I was intrigued to read The Long Call when reading the blurb about the main character: when Detective Matthew Venn left the community of the Brethren he lost his family, too. What a fascinating back story for a detective! Plus, I wanted to delve into something by Anne Cleeves since I have heard of the television series--Vera and Shetland--based on her other book series. The first book in a new series seemed the right place to begin.

The Long Call has a vivid sense of place--North Devon. "North Devon seems to attract the weirdos, don't you think?" one character accuses. Weirdos or not, the Barum Brethren may be dying out but the tight community still holds a lot of local power.

The novel opens with Matthew watching his father's funeral from afar, knowing he would not be welcome. He carries the bitterness of rejection, a remnant of hope of reconciliation. "Doubt was a cancer that grew unbidden," he knows.

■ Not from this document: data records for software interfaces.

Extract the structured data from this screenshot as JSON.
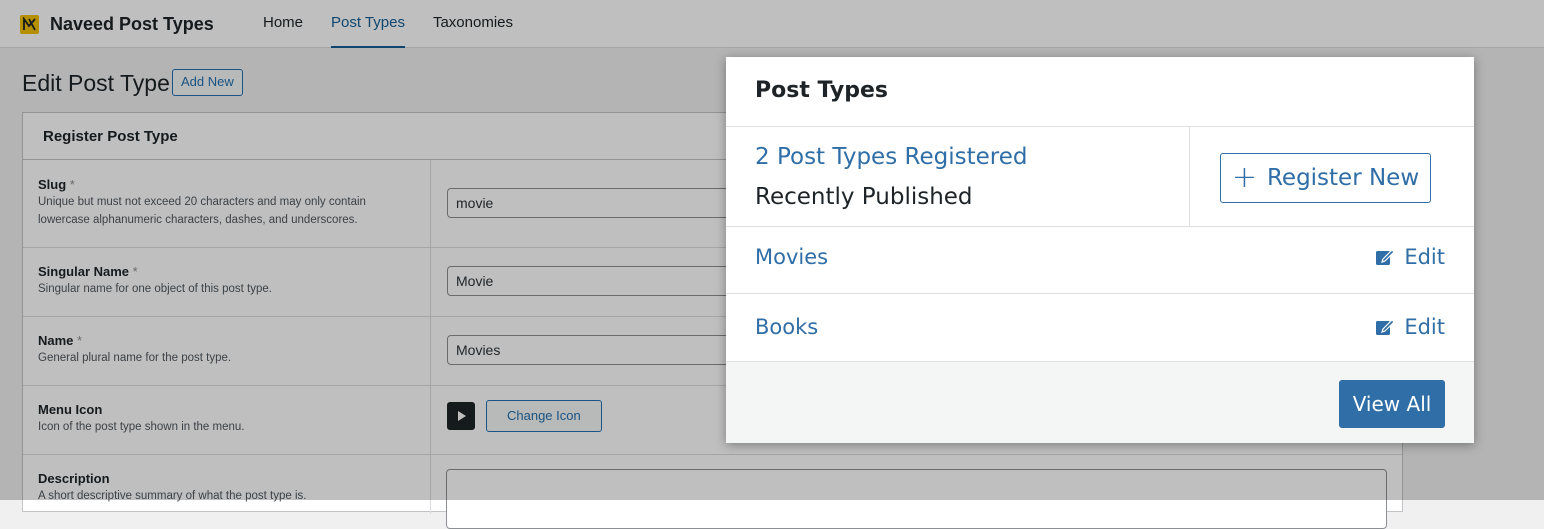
{
  "app": {
    "brand": "Naveed Post Types",
    "nav": [
      {
        "label": "Home",
        "active": false
      },
      {
        "label": "Post Types",
        "active": true
      },
      {
        "label": "Taxonomies",
        "active": false
      }
    ]
  },
  "page": {
    "title": "Edit Post Type",
    "add_new_label": "Add New"
  },
  "form": {
    "section_title": "Register Post Type",
    "required_mark": "*",
    "slug": {
      "label": "Slug",
      "description_line1": "Unique but must not exceed 20 characters and may only contain",
      "description_line2": "lowercase alphanumeric characters, dashes, and underscores.",
      "value": "movie"
    },
    "singular_name": {
      "label": "Singular Name",
      "description": "Singular name for one object of this post type.",
      "value": "Movie"
    },
    "name": {
      "label": "Name",
      "description": "General plural name for the post type.",
      "value": "Movies"
    },
    "menu_icon": {
      "label": "Menu Icon",
      "description": "Icon of the post type shown in the menu.",
      "icon": "play-icon",
      "button_label": "Change Icon"
    },
    "description": {
      "label": "Description",
      "description": "A short descriptive summary of what the post type is.",
      "value": ""
    }
  },
  "popup": {
    "title": "Post Types",
    "summary_link": "2 Post Types Registered",
    "summary_sub": "Recently Published",
    "register_label": "Register New",
    "register_icon": "plus-icon",
    "items": [
      {
        "name": "Movies",
        "edit_label": "Edit",
        "edit_icon": "edit-icon"
      },
      {
        "name": "Books",
        "edit_label": "Edit",
        "edit_icon": "edit-icon"
      }
    ],
    "view_all_label": "View All"
  },
  "colors": {
    "accent": "#2271b1",
    "popup_link": "#2f6ea6",
    "logo": "#f0c000"
  }
}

Matthew went into police work because he sought the order and meaning lost when he left the Brethern. Isolated from the world while growing up, he was an outsider at university and dropped out. He is not a sociable man, he can be short and single-minded and stiff. But he is a good man.

Matthew is married to Jonathan, his opposite in many ways. Jonathan's dress is informal. He has a marvelous ability to connect to people. And he works for a community center, Woodyard, that includes a day center for special needs and offers classes to the public.

While at his father's funeral, Matthew was called when a dead body is found on the beach near his home. Simon Walden was new to the community and worked at the kitchen at Woodyard. Walden had a complicated life; he carried the burden of accidental homicide and had a history of alcoholism.

While Matthew and his team piece together the mystery of Walden's death, one of the day center women goes missing. The incidents may be related.

Matthew must reenter the Brethern community during his inquiry, which brings him face to face with the Brethern's spiritual leader.  Then another day center woman goes missing. What Matthew discovers is a community cover-up of a hideous abuse of power.

I enjoyed Cleeve's story-telling and felt Matthew was remarkably sympathetic and well-drawn. I was propelled to continue reading the last half of the novel. I would read the next book in the series. And will soon be checking out Cleeve's television series!

I received access to a free book through NetGalley in exchange for a fair and unbiased review.

The Long Call
by Anne Cleeves
St. Martin's Press/Minotaur Books
Publication September 3, 2019
$26.99 hardcover
ISBN: 9781250204448